Over the weekend, First Amendment impresario Floyd Abramsaddressed two controversial Internet piracy bills, the Senate’s Protect IP Act (PIPA) and the House version, the Stop Online Piracy Act (SOPA). He argued that the bill, designed to stop Internet theft of intellectual property, has been denounced by critics for setting up “ ‘walled gardens patrolled by government censors.’ Or derided as imparting ‘major features’ of ‘China’s Great Firewall’ to America. And accused of being ‘potentially politically repressive.’ ” He contends, “This is not serious criticism. The proposition that efforts to enforce the Copyright Act on the Internet amount to some sort of censorship, let alone Chinese-level censorship, is not merely fanciful. It trivializes the pain inflicted by actual censorship that occurs in repressive states throughout the world. Chinese dissidents do not yearn for freedom in order to download pirated movies.”
I don’t quarrel with his assertion that it is hysterical to regard enforcement of libel and copyright infringement on the Internet as the beginning of a totalitarian state. But he misses the real point of sober-minded critics: The bill is unnecessarily overbroad and a formula for a host of undesirable and unintended consequences.
ABC News reported last month on the overbroad nature of the remedies that would be available:
Eric Schmidt, executive chairman of Google, said the bills would overdo it — giving copyright holders and government the power to cut off Web sites unreasonably. They could be shut down, and search engines such as Google, Bing and Yahoo could be stopped from linking to them.

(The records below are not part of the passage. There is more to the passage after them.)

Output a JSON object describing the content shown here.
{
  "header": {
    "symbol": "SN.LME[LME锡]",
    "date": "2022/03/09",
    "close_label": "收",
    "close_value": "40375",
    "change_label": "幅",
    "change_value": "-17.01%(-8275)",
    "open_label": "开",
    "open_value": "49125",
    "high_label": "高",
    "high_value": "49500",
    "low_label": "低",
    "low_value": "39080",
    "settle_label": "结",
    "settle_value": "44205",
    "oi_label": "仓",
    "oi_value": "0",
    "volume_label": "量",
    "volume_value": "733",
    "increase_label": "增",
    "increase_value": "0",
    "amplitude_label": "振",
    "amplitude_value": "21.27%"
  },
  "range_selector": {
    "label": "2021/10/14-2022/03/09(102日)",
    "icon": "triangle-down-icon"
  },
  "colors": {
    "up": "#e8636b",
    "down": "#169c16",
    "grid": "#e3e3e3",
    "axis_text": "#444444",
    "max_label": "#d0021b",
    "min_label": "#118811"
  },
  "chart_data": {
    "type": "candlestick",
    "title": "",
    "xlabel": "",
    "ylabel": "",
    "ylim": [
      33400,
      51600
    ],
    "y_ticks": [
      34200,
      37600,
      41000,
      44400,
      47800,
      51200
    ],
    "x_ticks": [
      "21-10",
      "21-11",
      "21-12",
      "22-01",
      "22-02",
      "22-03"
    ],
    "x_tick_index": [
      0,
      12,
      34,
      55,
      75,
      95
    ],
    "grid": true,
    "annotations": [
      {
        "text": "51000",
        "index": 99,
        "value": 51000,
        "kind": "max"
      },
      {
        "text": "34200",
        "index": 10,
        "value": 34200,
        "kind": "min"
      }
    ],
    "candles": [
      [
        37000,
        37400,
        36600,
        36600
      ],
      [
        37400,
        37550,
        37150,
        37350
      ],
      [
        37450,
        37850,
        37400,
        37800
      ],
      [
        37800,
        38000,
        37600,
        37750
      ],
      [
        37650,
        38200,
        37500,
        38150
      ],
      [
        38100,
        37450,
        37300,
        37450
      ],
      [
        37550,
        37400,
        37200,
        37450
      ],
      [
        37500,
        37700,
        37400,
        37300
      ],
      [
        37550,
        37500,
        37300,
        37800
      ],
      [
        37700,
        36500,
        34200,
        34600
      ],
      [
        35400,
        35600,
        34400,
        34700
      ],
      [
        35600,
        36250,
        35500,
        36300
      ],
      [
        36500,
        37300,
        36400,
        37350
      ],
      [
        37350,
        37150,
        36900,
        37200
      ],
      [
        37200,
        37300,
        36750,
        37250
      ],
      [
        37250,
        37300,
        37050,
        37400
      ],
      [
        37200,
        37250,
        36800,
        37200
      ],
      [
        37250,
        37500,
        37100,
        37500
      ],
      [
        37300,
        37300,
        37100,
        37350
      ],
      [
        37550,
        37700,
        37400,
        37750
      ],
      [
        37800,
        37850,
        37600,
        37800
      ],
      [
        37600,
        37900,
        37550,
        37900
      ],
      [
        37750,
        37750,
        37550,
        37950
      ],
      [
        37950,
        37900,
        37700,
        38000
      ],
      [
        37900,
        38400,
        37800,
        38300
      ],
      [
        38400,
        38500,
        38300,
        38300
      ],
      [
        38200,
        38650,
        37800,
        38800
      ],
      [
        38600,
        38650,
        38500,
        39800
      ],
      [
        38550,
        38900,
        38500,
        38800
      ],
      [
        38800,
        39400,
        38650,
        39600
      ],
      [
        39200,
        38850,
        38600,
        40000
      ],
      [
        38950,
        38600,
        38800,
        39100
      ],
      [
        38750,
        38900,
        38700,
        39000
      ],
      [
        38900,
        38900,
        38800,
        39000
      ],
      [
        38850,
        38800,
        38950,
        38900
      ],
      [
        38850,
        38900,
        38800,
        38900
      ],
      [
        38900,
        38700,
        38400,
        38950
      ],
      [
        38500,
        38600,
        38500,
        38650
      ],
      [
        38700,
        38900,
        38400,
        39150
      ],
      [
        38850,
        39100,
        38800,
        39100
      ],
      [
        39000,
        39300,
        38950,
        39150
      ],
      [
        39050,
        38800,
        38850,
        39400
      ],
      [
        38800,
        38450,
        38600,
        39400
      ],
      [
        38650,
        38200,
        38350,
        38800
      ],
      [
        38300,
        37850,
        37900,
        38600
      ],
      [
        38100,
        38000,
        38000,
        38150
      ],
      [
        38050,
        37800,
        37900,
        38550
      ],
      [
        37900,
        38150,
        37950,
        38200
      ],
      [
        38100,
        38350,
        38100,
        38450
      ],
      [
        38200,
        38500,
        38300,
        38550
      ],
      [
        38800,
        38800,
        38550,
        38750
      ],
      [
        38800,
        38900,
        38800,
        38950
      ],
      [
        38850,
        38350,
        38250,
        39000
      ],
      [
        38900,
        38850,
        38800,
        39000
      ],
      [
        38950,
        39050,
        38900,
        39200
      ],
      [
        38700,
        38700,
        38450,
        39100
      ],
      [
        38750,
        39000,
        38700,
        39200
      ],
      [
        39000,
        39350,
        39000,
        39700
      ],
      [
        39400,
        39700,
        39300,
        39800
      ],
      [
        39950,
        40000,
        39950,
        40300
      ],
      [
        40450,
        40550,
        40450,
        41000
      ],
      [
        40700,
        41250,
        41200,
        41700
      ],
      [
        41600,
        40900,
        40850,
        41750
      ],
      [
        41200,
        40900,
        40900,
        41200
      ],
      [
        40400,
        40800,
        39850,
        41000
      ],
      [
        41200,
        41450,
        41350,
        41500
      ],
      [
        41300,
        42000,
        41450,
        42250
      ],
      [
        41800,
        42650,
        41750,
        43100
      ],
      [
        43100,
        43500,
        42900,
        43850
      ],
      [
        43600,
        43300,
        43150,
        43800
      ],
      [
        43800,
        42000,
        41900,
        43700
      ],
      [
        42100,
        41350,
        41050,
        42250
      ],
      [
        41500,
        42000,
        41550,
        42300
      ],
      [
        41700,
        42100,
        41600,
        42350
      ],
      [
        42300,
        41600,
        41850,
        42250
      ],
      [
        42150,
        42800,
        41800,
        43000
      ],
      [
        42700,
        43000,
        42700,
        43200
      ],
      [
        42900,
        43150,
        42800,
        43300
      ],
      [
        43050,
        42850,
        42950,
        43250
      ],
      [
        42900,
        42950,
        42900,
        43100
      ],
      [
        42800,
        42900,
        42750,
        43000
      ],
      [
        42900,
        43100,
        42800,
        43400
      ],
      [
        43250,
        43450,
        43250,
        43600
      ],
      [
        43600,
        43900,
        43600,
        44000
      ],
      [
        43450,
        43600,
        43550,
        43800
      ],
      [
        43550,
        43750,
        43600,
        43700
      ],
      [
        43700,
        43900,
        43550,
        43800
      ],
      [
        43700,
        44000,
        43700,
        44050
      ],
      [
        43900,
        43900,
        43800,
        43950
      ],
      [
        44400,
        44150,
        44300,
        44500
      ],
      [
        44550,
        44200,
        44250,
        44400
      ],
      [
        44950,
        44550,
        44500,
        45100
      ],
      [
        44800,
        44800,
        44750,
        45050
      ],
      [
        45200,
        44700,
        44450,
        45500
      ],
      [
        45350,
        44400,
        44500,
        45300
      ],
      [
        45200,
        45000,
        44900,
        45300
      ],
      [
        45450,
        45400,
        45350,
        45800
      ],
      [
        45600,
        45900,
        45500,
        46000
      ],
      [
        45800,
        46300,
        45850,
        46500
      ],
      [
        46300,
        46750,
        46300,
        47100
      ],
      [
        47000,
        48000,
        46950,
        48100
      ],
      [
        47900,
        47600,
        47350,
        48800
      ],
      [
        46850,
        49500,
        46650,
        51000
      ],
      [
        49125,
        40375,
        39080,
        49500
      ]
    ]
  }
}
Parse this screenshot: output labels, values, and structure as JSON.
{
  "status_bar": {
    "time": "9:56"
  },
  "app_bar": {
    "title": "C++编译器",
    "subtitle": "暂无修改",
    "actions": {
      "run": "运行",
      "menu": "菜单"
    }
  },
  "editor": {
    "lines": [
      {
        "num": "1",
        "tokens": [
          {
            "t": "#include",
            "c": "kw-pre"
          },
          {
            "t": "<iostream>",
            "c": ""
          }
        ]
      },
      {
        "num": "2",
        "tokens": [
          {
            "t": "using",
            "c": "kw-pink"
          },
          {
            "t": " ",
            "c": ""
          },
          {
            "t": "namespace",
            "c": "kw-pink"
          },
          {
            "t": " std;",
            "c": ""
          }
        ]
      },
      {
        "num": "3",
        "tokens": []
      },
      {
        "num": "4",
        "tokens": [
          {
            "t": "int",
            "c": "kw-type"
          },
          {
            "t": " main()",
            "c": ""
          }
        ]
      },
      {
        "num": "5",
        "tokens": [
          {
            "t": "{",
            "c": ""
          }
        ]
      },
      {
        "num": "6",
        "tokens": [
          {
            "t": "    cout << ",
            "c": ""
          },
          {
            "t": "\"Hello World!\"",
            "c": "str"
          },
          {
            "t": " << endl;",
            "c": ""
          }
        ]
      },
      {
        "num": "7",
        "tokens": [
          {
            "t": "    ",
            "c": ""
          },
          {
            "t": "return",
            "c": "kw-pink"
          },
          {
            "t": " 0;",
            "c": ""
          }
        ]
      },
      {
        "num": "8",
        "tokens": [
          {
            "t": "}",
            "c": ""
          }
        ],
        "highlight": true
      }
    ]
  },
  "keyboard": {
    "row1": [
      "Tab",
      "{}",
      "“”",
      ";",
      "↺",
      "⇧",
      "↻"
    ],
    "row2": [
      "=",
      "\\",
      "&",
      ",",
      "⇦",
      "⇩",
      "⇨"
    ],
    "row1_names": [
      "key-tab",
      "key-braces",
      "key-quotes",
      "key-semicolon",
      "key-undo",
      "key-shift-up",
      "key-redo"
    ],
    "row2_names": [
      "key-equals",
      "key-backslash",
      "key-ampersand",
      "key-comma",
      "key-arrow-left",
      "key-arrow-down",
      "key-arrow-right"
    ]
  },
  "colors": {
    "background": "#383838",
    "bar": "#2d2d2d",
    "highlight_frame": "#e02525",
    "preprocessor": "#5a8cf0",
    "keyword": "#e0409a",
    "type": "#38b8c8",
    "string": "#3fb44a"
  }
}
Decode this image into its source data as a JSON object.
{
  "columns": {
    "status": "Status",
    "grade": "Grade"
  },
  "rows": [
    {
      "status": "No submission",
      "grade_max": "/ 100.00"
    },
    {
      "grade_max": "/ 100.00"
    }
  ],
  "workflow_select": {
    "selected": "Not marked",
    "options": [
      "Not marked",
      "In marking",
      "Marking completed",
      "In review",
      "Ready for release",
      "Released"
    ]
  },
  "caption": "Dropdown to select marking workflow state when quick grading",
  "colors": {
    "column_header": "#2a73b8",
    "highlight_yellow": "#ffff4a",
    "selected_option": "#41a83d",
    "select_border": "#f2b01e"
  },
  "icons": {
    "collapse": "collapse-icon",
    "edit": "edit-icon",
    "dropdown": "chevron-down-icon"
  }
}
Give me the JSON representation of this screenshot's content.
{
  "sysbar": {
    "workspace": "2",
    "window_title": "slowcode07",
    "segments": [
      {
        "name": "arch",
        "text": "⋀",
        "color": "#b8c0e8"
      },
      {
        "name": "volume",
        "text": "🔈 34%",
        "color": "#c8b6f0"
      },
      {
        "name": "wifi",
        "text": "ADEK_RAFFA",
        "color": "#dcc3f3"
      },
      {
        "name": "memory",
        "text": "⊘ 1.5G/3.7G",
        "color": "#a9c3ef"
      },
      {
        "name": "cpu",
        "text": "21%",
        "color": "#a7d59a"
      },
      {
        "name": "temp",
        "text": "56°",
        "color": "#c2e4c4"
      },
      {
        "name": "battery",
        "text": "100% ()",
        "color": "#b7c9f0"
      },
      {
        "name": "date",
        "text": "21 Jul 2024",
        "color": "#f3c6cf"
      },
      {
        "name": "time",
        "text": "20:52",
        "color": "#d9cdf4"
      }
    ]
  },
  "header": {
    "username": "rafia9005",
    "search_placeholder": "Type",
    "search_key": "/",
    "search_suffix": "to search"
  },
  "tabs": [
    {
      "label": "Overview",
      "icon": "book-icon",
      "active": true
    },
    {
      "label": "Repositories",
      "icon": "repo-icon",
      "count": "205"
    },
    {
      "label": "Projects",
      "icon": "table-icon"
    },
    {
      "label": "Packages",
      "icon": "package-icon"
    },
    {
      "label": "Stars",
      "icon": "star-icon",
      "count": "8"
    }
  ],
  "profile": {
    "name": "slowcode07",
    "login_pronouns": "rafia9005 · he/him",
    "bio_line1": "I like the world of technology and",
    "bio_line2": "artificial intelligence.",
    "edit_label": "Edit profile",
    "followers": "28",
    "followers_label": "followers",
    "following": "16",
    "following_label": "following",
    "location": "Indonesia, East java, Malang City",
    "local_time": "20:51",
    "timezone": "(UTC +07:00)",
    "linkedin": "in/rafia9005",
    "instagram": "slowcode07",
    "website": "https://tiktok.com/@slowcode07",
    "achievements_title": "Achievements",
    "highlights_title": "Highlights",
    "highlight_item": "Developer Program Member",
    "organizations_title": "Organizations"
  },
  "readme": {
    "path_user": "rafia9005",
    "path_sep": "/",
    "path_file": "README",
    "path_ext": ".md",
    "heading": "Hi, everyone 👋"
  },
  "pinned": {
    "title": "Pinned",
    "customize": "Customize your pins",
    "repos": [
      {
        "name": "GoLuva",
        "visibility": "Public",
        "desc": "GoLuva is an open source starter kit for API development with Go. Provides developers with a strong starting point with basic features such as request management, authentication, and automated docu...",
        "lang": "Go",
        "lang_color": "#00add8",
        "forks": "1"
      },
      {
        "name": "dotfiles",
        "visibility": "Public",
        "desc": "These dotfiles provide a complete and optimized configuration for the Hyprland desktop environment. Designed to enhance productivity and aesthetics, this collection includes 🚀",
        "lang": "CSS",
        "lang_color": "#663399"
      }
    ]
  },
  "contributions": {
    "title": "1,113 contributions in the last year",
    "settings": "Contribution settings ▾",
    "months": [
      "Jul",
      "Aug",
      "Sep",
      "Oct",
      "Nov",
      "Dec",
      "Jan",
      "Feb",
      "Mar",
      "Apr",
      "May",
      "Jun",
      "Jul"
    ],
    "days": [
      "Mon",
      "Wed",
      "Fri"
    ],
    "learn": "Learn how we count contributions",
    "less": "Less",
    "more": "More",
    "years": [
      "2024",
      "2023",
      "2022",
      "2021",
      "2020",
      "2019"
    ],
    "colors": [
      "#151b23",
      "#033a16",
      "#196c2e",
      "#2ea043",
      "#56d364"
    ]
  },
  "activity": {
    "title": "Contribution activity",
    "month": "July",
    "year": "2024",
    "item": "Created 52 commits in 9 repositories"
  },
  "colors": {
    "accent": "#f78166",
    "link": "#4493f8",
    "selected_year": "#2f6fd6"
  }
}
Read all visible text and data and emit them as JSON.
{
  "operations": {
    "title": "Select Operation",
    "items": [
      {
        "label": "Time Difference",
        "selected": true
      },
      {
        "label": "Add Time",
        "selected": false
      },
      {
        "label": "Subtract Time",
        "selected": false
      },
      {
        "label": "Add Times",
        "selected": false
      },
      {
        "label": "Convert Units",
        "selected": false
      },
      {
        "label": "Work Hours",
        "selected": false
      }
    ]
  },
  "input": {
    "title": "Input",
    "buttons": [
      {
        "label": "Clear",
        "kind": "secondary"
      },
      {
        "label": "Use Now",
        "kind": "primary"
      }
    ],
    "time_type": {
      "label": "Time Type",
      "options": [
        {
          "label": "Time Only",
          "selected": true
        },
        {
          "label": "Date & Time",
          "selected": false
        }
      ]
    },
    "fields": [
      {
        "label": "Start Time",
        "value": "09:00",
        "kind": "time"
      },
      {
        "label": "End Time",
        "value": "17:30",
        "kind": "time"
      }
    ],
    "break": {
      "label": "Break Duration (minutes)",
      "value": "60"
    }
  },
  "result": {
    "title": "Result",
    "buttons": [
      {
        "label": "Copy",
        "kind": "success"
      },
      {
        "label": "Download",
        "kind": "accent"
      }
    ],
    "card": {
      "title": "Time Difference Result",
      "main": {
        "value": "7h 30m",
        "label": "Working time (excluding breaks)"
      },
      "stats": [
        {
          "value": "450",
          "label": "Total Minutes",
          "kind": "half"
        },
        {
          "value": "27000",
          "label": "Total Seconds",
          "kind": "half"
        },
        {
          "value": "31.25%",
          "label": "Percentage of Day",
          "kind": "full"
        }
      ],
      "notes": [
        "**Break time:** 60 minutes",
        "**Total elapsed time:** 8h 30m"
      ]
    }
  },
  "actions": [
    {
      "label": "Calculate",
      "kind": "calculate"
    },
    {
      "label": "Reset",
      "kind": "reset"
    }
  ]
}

“The solutions are draconian,” Schmidt said Tuesday at the MIT Sloan School of Management. “There’s a bill that would require ISPs [Internet service providers] to remove URLs from the Web, which is also known as censorship last time I checked.”